According to the commission, the reactor had been shut down since February 2021, after a reactor fuel element was damaged. The commission said in a news release that the incident did not affect the health and safety of the people nearby. According to NIST’s website, on Feb. 3, 2021, a single fuel element in the reactor overheated and became damaged due to not being securely latched into place. 

According to the release, since the reactor facility had violated “the fuel cladding temperature safety limit,” the NRC’s approval was needed before it could be restarted. 

“We’ve reached this decision after extensive review of the event, NIST’s corrective actions, and additional work the facility has done to ensure safe operation,” said Andrea Veil, director of the NRC’s Office of Nuclear Reactor Regulation in a statement in the release. “We’re satisfied this research facility’s important systems and components are ready to go, and we’re satisfied the reactor staff are ready to carry out improved procedures for maintaining safety. We’ll continue our increased oversight of the facility and its ongoing corrective actions.” 

The technical evaluation report by the NRC reported on factors such as the facilities’ systems to ensure no adverse effects took place, NIST’s actions to comply with an August 2022 confirmatory order and results from follow-up NRC inspections. 


According to NRC officials, NIST covered multiple bases relevant to the February 2021 event including fuel handling and management, safety culture and a corrective action program and emergency response resources and procedures. 

NRC officials stated several licensing amendments that were requested by NIST were also reviewed and approved by the commission to help with a safe restarting process. 

“We are extremely pleased to have reached this milestone and to begin our return to normal operations,” said Under Secretary of Commerce for Standards and Technology and NIST Director Laurie E. Locascio, in an official statement. “We are committed to ensuring the safe operation of this vital national resource so that it can once again support important advances in medicine, material science, technology and more.” 


“We appreciate our partners at NIST,” Gaithersburg Mayor Jud Ashman said in an email to MoCo360. “They have always run the reactor safely and responsibly, and we expect that to continue. We wish them the best in their important work, advancing science and human knowledge.”
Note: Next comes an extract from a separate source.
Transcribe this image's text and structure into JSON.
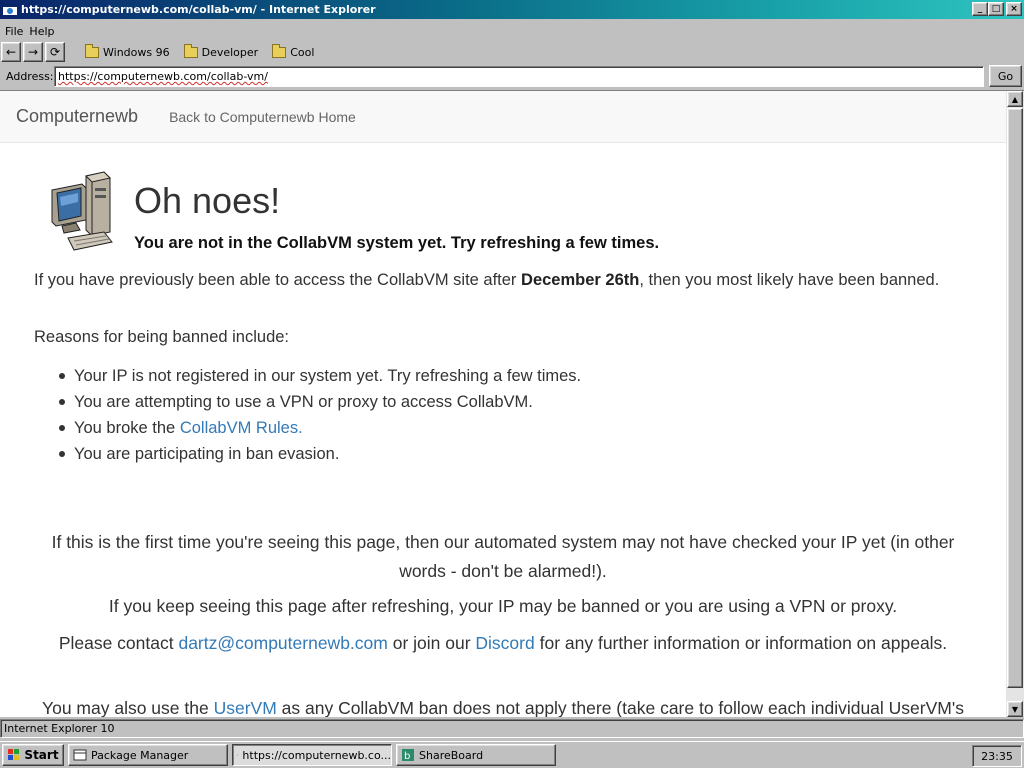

Sidney Katz, Montgomery County Council Member for District 3 (which includes Gaithersburg), did not immediately respond to MoCo360’s request for comment.